● **GIVEN INFORMATION**:
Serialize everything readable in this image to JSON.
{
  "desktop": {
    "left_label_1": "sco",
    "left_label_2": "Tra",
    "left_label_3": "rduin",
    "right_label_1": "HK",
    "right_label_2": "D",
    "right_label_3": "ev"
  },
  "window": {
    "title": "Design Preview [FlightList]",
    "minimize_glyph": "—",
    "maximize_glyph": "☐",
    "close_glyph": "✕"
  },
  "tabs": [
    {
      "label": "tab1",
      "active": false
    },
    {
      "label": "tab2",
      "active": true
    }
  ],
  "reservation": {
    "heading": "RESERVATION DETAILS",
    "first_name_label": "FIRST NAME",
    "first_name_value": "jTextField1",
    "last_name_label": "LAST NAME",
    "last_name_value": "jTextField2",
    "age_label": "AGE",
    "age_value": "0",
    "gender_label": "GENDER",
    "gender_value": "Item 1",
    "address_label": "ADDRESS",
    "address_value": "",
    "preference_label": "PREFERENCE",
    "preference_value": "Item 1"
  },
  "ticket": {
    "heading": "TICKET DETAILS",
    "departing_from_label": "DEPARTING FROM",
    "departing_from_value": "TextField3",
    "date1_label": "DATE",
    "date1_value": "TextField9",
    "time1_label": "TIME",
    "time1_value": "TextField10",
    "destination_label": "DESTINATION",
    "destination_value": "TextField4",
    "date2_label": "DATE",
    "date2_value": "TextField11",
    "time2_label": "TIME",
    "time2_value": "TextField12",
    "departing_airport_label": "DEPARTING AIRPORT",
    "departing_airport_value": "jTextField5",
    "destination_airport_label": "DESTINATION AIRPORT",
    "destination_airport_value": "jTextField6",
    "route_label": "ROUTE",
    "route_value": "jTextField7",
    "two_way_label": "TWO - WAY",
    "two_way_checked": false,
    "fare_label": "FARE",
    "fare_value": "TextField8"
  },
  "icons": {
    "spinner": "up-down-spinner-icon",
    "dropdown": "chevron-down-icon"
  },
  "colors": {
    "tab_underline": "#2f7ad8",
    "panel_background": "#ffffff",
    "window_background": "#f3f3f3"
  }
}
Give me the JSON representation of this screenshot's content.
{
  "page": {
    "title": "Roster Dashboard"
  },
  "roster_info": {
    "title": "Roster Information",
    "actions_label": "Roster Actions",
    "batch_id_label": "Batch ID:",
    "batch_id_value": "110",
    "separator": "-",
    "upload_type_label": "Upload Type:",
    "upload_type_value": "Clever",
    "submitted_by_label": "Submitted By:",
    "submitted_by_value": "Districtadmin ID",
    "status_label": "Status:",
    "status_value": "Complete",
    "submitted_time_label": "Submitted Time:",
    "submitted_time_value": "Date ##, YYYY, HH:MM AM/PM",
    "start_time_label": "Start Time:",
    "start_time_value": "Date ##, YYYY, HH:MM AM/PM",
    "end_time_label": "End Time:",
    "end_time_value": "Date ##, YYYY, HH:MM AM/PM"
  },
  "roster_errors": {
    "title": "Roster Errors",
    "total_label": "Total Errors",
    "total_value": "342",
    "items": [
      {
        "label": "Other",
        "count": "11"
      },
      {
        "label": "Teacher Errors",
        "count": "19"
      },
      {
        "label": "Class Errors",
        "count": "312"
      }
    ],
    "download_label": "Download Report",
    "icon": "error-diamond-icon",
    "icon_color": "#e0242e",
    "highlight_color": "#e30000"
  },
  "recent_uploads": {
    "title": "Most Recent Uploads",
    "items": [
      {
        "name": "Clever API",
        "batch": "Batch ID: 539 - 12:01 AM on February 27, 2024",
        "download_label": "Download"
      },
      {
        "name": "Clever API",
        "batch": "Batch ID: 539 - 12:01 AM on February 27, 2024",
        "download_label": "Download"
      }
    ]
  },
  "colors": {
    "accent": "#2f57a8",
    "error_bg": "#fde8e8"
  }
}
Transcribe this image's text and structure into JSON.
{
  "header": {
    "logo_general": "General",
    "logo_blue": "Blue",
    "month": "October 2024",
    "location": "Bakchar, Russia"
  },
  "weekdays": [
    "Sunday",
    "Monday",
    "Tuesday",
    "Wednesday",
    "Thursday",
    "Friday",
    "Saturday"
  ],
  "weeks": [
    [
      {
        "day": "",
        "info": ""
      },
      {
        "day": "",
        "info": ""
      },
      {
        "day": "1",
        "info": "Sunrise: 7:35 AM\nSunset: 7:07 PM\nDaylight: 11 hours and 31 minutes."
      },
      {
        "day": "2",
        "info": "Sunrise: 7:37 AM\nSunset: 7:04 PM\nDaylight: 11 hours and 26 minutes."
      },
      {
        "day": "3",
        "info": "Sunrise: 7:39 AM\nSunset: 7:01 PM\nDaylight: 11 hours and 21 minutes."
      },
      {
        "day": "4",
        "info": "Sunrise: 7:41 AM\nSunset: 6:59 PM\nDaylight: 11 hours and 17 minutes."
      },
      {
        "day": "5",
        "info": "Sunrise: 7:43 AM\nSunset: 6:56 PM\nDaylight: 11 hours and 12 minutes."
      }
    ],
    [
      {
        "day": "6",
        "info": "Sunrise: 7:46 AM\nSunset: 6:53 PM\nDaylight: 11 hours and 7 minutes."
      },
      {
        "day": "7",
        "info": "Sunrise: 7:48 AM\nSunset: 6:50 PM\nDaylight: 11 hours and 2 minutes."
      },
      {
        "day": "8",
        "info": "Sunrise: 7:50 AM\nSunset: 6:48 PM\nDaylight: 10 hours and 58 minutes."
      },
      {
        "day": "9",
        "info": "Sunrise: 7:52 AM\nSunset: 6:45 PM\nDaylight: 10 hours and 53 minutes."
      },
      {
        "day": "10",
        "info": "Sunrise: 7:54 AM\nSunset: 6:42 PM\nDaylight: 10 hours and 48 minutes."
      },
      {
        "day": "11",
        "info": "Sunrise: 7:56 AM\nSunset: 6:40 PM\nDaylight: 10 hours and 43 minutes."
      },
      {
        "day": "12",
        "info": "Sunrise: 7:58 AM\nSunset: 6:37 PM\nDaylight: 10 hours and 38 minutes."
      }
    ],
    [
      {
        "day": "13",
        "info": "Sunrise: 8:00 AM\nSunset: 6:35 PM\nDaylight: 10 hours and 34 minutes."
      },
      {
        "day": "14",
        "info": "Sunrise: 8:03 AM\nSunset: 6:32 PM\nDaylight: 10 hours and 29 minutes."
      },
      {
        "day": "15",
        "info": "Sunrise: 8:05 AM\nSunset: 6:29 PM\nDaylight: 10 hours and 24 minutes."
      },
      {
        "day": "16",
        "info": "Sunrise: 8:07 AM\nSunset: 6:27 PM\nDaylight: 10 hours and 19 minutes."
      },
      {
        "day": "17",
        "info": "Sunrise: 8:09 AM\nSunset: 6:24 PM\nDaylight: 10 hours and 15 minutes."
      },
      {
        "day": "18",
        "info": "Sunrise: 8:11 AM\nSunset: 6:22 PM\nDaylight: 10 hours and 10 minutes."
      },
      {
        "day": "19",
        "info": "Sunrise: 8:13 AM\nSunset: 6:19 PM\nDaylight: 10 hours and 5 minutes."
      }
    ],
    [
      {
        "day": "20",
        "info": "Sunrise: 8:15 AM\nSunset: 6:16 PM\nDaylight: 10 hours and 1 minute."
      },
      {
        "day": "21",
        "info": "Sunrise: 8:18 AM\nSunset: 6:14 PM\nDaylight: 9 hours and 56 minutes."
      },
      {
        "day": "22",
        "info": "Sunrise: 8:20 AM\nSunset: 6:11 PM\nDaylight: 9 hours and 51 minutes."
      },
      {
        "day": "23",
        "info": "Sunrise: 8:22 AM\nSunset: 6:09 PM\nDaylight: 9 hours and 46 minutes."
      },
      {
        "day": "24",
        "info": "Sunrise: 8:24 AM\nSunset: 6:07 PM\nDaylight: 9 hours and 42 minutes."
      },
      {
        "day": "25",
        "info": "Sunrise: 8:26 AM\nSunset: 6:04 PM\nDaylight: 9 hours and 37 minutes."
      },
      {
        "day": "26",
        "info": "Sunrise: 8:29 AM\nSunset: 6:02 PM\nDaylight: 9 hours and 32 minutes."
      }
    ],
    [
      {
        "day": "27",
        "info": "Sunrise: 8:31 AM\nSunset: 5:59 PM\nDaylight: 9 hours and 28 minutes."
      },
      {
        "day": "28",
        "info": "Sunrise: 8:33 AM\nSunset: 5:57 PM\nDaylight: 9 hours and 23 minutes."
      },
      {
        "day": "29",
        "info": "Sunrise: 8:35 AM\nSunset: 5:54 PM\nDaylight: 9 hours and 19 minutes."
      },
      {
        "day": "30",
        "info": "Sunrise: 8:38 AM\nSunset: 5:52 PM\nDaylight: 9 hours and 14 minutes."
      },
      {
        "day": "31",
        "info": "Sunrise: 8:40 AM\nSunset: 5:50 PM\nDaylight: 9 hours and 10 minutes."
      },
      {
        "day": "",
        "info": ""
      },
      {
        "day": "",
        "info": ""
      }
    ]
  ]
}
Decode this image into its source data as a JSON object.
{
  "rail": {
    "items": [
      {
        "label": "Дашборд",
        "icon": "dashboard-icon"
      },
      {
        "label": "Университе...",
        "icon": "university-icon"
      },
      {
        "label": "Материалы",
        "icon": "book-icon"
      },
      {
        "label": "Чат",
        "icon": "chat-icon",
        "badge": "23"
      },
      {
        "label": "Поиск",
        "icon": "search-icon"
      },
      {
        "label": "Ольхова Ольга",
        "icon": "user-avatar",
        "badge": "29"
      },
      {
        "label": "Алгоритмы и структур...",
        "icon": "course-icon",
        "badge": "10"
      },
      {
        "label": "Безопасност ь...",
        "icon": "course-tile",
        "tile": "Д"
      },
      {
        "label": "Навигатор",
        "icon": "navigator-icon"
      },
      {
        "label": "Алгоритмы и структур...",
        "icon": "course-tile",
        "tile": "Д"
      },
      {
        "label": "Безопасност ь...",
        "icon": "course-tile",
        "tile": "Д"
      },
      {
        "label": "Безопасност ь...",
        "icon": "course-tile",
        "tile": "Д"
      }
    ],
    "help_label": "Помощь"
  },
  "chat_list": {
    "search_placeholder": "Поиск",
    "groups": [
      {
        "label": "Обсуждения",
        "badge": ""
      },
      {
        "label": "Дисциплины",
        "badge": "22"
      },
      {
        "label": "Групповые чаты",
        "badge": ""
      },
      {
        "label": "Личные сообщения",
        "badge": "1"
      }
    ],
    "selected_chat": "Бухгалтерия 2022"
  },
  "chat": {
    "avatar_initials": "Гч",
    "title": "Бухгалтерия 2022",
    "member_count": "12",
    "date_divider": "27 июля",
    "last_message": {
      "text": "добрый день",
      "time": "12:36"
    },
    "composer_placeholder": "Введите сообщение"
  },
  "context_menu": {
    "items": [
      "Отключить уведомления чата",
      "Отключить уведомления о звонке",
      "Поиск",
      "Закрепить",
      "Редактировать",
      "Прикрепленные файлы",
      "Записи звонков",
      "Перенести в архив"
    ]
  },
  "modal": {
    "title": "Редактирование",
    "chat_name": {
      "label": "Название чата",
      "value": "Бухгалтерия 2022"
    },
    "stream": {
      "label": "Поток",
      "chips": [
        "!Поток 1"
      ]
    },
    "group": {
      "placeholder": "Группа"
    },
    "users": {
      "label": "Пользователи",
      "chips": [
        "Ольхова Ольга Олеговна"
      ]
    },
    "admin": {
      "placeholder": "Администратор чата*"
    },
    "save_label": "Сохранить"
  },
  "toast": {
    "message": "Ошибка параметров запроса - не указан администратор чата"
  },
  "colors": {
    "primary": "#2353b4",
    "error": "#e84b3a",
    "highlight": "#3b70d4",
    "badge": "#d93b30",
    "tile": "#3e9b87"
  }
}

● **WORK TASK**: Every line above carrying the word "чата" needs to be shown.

● **WRITTEN SOLUTION**:
      "Отключить уведомления чата",
      "label": "Название чата",
      "placeholder": "Администратор чата*"
    "message": "Ошибка параметров запроса - не указан администратор чата"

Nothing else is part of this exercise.